My starting point here is that trust is somehow missing and that there may be some kind of opportunity here to build a big or probably even HUGE company providing that thing which is somehow missing.
It is easy to find examples where trust is present and has been a crititcal success factor – ebay’s rating system, Verisign’s logo, and open source development groups are three from the modern era.
To define it, however, is a little more difficult.
I would postulate that trust is a mechanism that regulates behaviour according to a set of communally understood principles that are probably not written down.
(Thanks to JP for this insight which came when I was reading Four Pillars – Further Musings on Trust).
In the ebay case people know without needing to be told what consititutes acceptable behaviour on that site and do what they know they should to avoid getting a bad rating or to get a good rating and increase their standing in the community. In open source communities people know without needing to be told what constitutes good software and know what they have to do to get their code accepted and to increase their standing in the community. I suspect Verisign’s case is similar – merchants abide by a set of rules that are written and in return are allowed to display Verisign’s trustmark which in turn gives them a standing that lets consumers trust them. I would be interested to know whether Verisign retains the right to unilaterally expel a merchant from its community if its behaviour was unaceptable, but still within the letter of Verisign’s T’s and C’s.
So the important notions here are “community”, “standing” and “communication”.

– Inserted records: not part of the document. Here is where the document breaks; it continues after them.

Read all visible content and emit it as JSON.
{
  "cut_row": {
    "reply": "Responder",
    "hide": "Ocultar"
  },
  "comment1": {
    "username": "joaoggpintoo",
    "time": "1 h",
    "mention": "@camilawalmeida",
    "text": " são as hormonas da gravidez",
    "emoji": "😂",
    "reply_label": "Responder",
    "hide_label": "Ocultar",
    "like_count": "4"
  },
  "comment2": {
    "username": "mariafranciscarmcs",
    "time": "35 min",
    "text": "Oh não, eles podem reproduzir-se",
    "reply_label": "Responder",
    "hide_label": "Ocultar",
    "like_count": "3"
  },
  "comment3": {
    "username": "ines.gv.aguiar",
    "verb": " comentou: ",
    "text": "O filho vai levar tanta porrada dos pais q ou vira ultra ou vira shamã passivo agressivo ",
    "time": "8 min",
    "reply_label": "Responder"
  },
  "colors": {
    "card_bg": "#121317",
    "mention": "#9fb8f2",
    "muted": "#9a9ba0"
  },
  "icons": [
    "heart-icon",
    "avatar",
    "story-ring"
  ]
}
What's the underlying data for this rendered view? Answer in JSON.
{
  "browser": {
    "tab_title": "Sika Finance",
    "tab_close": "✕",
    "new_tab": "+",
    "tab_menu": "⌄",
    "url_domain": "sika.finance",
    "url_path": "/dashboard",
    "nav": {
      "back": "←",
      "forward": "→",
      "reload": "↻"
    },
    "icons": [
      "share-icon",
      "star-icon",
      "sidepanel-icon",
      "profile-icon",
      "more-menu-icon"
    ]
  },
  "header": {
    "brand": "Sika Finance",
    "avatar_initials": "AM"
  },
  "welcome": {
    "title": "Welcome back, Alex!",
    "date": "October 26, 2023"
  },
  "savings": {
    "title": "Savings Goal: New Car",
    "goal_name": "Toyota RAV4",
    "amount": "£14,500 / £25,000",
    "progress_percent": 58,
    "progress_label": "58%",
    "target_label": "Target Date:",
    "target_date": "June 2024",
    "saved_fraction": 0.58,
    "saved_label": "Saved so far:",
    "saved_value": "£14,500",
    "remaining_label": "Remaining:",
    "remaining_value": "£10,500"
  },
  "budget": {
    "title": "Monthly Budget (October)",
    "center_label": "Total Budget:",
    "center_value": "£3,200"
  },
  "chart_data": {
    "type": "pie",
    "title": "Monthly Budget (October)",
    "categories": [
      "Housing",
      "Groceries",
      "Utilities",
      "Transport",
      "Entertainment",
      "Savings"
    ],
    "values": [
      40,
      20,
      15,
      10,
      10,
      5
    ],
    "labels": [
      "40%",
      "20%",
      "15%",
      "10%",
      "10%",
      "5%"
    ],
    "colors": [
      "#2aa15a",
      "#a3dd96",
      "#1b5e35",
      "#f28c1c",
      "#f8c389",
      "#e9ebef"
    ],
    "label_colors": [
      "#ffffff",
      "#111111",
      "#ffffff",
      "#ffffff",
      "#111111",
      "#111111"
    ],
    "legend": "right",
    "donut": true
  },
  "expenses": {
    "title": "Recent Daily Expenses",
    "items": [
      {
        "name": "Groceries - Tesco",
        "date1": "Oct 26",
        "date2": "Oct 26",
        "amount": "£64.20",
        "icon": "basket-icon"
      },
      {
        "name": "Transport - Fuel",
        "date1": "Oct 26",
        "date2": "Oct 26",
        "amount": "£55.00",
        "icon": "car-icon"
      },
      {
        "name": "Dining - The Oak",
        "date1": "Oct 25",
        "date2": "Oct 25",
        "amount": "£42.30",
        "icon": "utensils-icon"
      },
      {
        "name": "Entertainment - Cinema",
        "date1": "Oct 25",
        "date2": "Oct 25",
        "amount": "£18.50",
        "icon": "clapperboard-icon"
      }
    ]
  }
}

Which leads to the conclusion that the opportunity might lie in providing mechanisms that allow communities to bestow status on members who deserve it and communicate that status to other members.
Come to think of it Google’s link algorithm is an example of this in operation on the whole web.
There will be more on this, I hope.